PROBLEM DETAILS: Exact copy, no pictures: output each line below as it stands.

(Data records for software interfaces)
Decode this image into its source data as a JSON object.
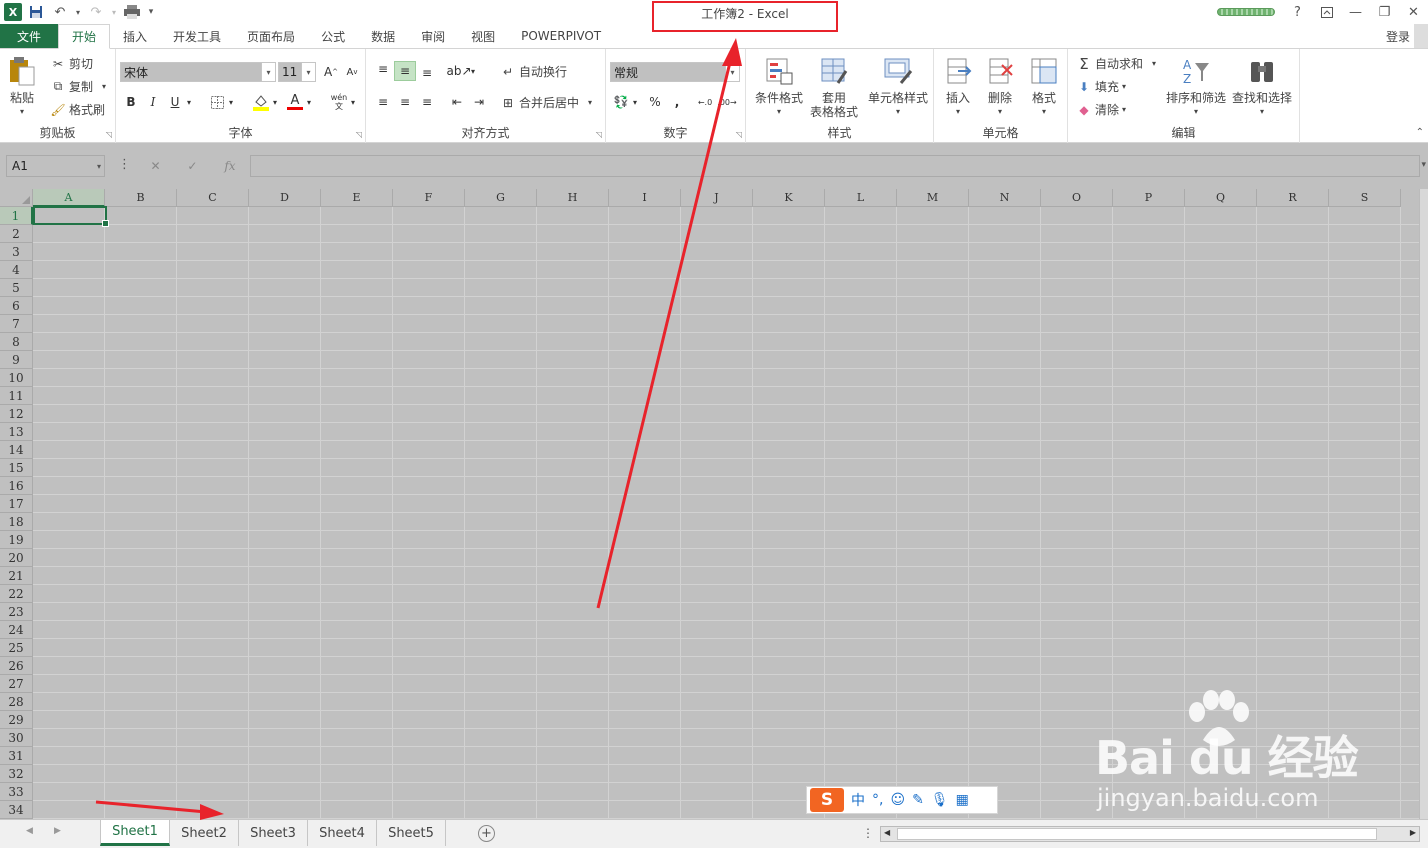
{
  "window": {
    "title": "工作簿2 - Excel",
    "login": "登录"
  },
  "tabs": [
    "文件",
    "开始",
    "插入",
    "开发工具",
    "页面布局",
    "公式",
    "数据",
    "审阅",
    "视图",
    "POWERPIVOT"
  ],
  "active_tab": "开始",
  "ribbon": {
    "clipboard": {
      "label": "剪贴板",
      "paste": "粘贴",
      "cut": "剪切",
      "copy": "复制",
      "format_painter": "格式刷"
    },
    "font": {
      "label": "字体",
      "font_name": "宋体",
      "font_size": "11",
      "bold": "B",
      "italic": "I",
      "underline": "U",
      "phonetic": "wén"
    },
    "alignment": {
      "label": "对齐方式",
      "wrap_text": "自动换行",
      "merge_center": "合并后居中"
    },
    "number": {
      "label": "数字",
      "format": "常规",
      "percent": "%",
      "comma": ","
    },
    "styles": {
      "label": "样式",
      "conditional": "条件格式",
      "table_line1": "套用",
      "table_line2": "表格格式",
      "cell_styles": "单元格样式"
    },
    "cells": {
      "label": "单元格",
      "insert": "插入",
      "delete": "删除",
      "format": "格式"
    },
    "editing": {
      "label": "编辑",
      "autosum": "自动求和",
      "fill": "填充",
      "clear": "清除",
      "sort_filter": "排序和筛选",
      "find_select": "查找和选择"
    }
  },
  "formula_bar": {
    "name_box": "A1",
    "fx": "fx",
    "value": ""
  },
  "columns": [
    "A",
    "B",
    "C",
    "D",
    "E",
    "F",
    "G",
    "H",
    "I",
    "J",
    "K",
    "L",
    "M",
    "N",
    "O",
    "P",
    "Q",
    "R",
    "S"
  ],
  "rows": [
    "1",
    "2",
    "3",
    "4",
    "5",
    "6",
    "7",
    "8",
    "9",
    "10",
    "11",
    "12",
    "13",
    "14",
    "15",
    "16",
    "17",
    "18",
    "19",
    "20",
    "21",
    "22",
    "23",
    "24",
    "25",
    "26",
    "27",
    "28",
    "29",
    "30",
    "31",
    "32",
    "33",
    "34"
  ],
  "active_cell": "A1",
  "sheets": [
    "Sheet1",
    "Sheet2",
    "Sheet3",
    "Sheet4",
    "Sheet5"
  ],
  "active_sheet": "Sheet1",
  "ime": {
    "lang": "中",
    "punct": "°,"
  },
  "watermark": {
    "brand": "Bai du 经验",
    "url": "jingyan.baidu.com"
  },
  "colors": {
    "excel_green": "#217346",
    "annotation_red": "#e8232b",
    "canvas_gray": "#c0c0c0"
  }
}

WORKED SOLUTION:
Decode this image into its source data as a JSON object.
{
  "window": {
    "title": "工作簿2 - Excel",
    "login": "登录"
  },
  "tabs": [
    "文件",
    "开始",
    "插入",
    "开发工具",
    "页面布局",
    "公式",
    "数据",
    "审阅",
    "视图",
    "POWERPIVOT"
  ],
  "active_tab": "开始",
  "ribbon": {
    "clipboard": {
      "label": "剪贴板",
      "paste": "粘贴",
      "cut": "剪切",
      "copy": "复制",
      "format_painter": "格式刷"
    },
    "font": {
      "label": "字体",
      "font_name": "宋体",
      "font_size": "11",
      "bold": "B",
      "italic": "I",
      "underline": "U",
      "phonetic": "wén"
    },
    "alignment": {
      "label": "对齐方式",
      "wrap_text": "自动换行",
      "merge_center": "合并后居中"
    },
    "number": {
      "label": "数字",
      "format": "常规",
      "percent": "%",
      "comma": ","
    },
    "styles": {
      "label": "样式",
      "conditional": "条件格式",
      "table_line1": "套用",
      "table_line2": "表格格式",
      "cell_styles": "单元格样式"
    },
    "cells": {
      "label": "单元格",
      "insert": "插入",
      "delete": "删除",
      "format": "格式"
    },
    "editing": {
      "label": "编辑",
      "autosum": "自动求和",
      "fill": "填充",
      "clear": "清除",
      "sort_filter": "排序和筛选",
      "find_select": "查找和选择"
    }
  },
  "formula_bar": {
    "name_box": "A1",
    "fx": "fx",
    "value": ""
  },
  "columns": [
    "A",
    "B",
    "C",
    "D",
    "E",
    "F",
    "G",
    "H",
    "I",
    "J",
    "K",
    "L",
    "M",
    "N",
    "O",
    "P",
    "Q",
    "R",
    "S"
  ],
  "rows": [
    "1",
    "2",
    "3",
    "4",
    "5",
    "6",
    "7",
    "8",
    "9",
    "10",
    "11",
    "12",
    "13",
    "14",
    "15",
    "16",
    "17",
    "18",
    "19",
    "20",
    "21",
    "22",
    "23",
    "24",
    "25",
    "26",
    "27",
    "28",
    "29",
    "30",
    "31",
    "32",
    "33",
    "34"
  ],
  "active_cell": "A1",
  "sheets": [
    "Sheet1",
    "Sheet2",
    "Sheet3",
    "Sheet4",
    "Sheet5"
  ],
  "active_sheet": "Sheet1",
  "ime": {
    "lang": "中",
    "punct": "°,"
  },
  "watermark": {
    "brand": "Bai du 经验",
    "url": "jingyan.baidu.com"
  },
  "colors": {
    "excel_green": "#217346",
    "annotation_red": "#e8232b",
    "canvas_gray": "#c0c0c0"
  }
}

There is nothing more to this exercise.